On The Blue Swell, Citron’s main collaborator is longtime tour mate and noise pop producer Scott Rosenthal (The Beets, Crystal Stilts), with Kip Berman (The Pains of Being Pure at Heart) lending co-writing talents to Victoria. Careers is acclaimed for its “fuzzed distortion and melodic sugar” (Rolling Stone) and its variety, with Pitchfork noting how it “careens from venomous, angry punk to jangly, mild lust to blown-out emotional hangover.” While you’ll still find reverb, catchy hooks and a track or two like Bulldozer or South Collins that could perhaps fit into the debut, the new album takes a less aggressive and more melodic turn.
Year after year the New York City we know, in constant flux, changes with some parts disappearing altogether. Take the Brooklyn venue where the three-piece EZTV played their first show two years ago – gone. The East Village record store that stocked the band’s first tape on consignment – shuttered.
As the band watch their compatriots move out of the city to cheaper, more idyllic pastures, it’s as if New York itself is telling them: “Drop dead.” When lead singer, songwriter and guitarist Ezra Tenenbaum sings, “Facedown on the concrete, While I dream of wider streets” on “States of Confusion,” you can hear weariness in his voice, and a touch of wistful “what-if” longing for more room, a little less hassle, a few more trees… maybe even a garage to park the 8-track machine.
But the shining “High Flying Faith” — the first song written for the album — is a refutation of urban weariness, it’s title perhaps acting as a makeshift motto for the optimism (and stubbornness) that is key to New York bands like EZTV. Inspired by the lyrics of “Broken Heart” by Skip Spence, it’s a 12-string-propelled nugget that best shows how EZTV operate: toeing the line between past and present, with a keen ear for left-of-the-dial experimentation that never lets the songs hew too far into pastiche and genre nostalgia.

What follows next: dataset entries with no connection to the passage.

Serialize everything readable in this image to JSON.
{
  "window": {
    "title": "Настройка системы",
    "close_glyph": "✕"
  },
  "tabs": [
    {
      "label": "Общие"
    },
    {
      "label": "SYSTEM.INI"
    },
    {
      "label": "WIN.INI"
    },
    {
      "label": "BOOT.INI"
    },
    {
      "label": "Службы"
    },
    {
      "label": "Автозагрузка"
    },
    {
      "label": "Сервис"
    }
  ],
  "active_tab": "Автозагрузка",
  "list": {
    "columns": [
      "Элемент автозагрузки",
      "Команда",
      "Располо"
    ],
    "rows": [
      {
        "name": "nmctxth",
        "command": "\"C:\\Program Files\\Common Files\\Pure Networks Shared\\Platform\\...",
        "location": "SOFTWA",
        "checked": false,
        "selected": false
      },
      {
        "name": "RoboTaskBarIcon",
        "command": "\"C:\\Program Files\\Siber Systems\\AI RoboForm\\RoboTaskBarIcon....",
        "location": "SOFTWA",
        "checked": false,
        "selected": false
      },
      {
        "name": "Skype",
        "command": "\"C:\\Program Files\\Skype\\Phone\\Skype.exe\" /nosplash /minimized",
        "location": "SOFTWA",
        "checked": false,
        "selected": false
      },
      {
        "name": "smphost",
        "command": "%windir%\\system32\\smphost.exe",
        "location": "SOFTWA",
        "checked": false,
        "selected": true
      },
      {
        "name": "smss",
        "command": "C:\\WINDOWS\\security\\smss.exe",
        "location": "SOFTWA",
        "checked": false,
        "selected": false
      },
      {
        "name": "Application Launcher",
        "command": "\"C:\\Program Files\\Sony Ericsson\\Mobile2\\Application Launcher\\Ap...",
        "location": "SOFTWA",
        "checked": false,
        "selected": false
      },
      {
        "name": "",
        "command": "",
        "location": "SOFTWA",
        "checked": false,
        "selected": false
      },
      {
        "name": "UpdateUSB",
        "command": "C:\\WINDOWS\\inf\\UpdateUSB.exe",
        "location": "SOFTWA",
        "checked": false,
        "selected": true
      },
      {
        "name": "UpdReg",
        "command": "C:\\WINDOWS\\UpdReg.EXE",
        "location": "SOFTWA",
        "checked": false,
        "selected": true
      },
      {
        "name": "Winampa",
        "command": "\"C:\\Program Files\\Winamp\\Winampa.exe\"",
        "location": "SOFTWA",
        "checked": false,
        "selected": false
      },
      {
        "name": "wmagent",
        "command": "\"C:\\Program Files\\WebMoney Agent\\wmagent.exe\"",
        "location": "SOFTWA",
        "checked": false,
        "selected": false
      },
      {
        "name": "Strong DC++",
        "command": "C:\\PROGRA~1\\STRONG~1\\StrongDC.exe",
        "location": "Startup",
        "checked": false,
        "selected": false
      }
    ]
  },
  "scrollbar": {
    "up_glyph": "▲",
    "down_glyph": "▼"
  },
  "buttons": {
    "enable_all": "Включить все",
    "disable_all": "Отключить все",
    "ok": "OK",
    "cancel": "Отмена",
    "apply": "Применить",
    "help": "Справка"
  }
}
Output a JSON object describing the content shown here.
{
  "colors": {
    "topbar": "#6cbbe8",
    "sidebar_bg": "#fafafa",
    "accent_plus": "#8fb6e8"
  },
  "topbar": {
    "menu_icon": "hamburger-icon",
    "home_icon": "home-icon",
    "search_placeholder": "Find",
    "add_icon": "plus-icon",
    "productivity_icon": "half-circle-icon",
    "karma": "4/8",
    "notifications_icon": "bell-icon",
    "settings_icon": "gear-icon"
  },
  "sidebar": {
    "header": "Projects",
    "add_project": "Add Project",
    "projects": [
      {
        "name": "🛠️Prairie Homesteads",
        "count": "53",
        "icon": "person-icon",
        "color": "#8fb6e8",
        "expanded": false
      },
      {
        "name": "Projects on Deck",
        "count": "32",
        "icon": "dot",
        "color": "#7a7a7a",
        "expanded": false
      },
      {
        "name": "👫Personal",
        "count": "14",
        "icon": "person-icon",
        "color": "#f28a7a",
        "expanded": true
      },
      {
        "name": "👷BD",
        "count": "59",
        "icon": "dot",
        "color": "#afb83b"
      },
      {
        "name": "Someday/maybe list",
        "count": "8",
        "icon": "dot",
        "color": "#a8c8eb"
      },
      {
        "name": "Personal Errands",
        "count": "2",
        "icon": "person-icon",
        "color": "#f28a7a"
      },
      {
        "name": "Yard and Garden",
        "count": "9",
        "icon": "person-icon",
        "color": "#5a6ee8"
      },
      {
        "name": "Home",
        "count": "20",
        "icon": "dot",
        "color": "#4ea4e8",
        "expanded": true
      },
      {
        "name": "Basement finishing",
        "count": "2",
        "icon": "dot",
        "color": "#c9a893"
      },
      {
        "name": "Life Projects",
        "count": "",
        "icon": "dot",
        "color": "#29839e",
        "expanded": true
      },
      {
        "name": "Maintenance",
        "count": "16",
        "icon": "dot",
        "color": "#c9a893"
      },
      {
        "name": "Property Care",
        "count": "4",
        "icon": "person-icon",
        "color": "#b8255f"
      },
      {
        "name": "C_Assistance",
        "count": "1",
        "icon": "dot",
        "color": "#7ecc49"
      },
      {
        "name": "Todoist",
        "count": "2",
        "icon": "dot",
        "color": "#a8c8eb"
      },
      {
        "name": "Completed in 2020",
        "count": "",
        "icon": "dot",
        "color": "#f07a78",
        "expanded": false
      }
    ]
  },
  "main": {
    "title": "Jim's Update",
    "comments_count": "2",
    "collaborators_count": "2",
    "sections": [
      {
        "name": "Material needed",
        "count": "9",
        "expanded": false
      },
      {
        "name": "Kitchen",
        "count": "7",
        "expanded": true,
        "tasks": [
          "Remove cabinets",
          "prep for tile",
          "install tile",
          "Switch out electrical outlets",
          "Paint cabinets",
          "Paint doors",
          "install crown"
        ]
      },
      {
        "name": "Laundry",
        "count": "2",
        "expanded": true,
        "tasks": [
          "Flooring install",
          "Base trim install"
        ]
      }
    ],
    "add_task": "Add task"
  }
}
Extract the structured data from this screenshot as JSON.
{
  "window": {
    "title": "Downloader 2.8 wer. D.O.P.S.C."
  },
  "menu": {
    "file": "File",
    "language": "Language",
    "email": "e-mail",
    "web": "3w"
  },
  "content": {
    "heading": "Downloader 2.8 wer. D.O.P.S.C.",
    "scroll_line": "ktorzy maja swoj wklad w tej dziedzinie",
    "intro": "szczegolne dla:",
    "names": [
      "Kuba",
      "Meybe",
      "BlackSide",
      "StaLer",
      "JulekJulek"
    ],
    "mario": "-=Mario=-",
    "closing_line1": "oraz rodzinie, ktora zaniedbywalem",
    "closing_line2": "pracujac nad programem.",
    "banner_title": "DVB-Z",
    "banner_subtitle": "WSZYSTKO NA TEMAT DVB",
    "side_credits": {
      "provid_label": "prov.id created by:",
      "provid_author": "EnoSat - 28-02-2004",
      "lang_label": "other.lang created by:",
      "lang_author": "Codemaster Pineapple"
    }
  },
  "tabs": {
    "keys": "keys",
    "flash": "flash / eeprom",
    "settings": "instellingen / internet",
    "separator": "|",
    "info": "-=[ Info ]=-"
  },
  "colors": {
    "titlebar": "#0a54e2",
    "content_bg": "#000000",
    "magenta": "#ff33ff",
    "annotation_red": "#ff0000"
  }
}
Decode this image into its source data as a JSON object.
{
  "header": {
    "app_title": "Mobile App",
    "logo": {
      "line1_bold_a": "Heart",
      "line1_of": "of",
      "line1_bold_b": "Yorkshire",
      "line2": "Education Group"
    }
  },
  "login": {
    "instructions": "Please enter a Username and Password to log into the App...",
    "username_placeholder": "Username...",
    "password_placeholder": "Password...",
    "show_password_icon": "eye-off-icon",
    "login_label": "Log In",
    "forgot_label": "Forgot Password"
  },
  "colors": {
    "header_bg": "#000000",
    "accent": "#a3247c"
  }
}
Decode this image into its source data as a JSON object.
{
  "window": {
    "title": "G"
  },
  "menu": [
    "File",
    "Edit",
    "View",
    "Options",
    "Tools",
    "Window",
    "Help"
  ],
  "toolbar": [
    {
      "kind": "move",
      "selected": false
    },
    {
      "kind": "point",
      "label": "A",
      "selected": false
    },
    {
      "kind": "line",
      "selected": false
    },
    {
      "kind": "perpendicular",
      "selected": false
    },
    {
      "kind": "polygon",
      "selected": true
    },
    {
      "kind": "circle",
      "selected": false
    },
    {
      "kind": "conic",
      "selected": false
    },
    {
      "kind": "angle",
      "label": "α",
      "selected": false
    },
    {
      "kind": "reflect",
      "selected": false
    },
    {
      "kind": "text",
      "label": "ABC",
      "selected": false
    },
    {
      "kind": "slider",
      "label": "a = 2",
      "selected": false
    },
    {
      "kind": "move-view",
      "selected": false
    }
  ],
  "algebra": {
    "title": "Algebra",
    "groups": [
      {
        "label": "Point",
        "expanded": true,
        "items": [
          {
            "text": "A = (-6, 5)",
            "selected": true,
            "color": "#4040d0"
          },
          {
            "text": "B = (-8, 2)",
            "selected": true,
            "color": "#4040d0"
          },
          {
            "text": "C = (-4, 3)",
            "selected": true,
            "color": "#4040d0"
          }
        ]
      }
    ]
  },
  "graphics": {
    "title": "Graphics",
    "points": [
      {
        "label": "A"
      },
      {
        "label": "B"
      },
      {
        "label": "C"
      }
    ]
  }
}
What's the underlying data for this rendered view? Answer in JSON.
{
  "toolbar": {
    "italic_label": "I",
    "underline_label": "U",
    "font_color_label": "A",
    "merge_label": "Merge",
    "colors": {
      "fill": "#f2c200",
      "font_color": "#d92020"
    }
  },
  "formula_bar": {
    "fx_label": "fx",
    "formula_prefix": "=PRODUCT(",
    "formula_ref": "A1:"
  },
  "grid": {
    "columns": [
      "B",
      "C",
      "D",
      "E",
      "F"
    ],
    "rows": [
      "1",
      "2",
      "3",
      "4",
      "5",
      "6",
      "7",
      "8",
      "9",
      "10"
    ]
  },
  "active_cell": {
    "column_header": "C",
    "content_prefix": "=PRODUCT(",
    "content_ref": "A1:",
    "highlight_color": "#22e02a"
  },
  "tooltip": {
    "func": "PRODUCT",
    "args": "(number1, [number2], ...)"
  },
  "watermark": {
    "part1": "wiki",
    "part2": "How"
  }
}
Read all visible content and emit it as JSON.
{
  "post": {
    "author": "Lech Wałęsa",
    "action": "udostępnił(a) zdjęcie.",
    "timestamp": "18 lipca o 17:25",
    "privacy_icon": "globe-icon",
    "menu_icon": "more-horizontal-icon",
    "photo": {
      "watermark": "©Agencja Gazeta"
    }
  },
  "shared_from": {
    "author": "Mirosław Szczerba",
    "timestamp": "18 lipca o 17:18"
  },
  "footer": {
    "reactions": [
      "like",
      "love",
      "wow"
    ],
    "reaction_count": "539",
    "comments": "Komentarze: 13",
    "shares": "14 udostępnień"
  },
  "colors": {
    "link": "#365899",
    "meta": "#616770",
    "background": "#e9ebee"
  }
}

Many of the band’s foundational inspirations — the Feelies’ upstart jangle, the upside-down pop architecture of Arthur Russell’s power pop band The Necessaries, Shoes’ aching harmonies — are back in play on High in Place, their sophomore album, though new instruments and feels abound throughout. Produced and engineered by the band themselves, a baby grand piano rings and 12-string acoustic guitars shimmer throughout the album, recalling the clear-eyed production techniques of Jeff Lynne.
Alex Uhrich, Clara Salyer, Shannon Boyer, Conor Burke. Once described as a “pink convertible messing up a fire hydrant”.
“Working in concert with Slumberland, this Twin Cities quartet is doing more than refashioning thirty year-old material, they are reminding us of the importance in creating new voices for independent music.” –imposemagazine.com
“Real Numbers, out of Minneapolis, make a tuneful three-guitar racket that punches up wistful indie pop romanticism with post-punk friction.” –blurtonline.com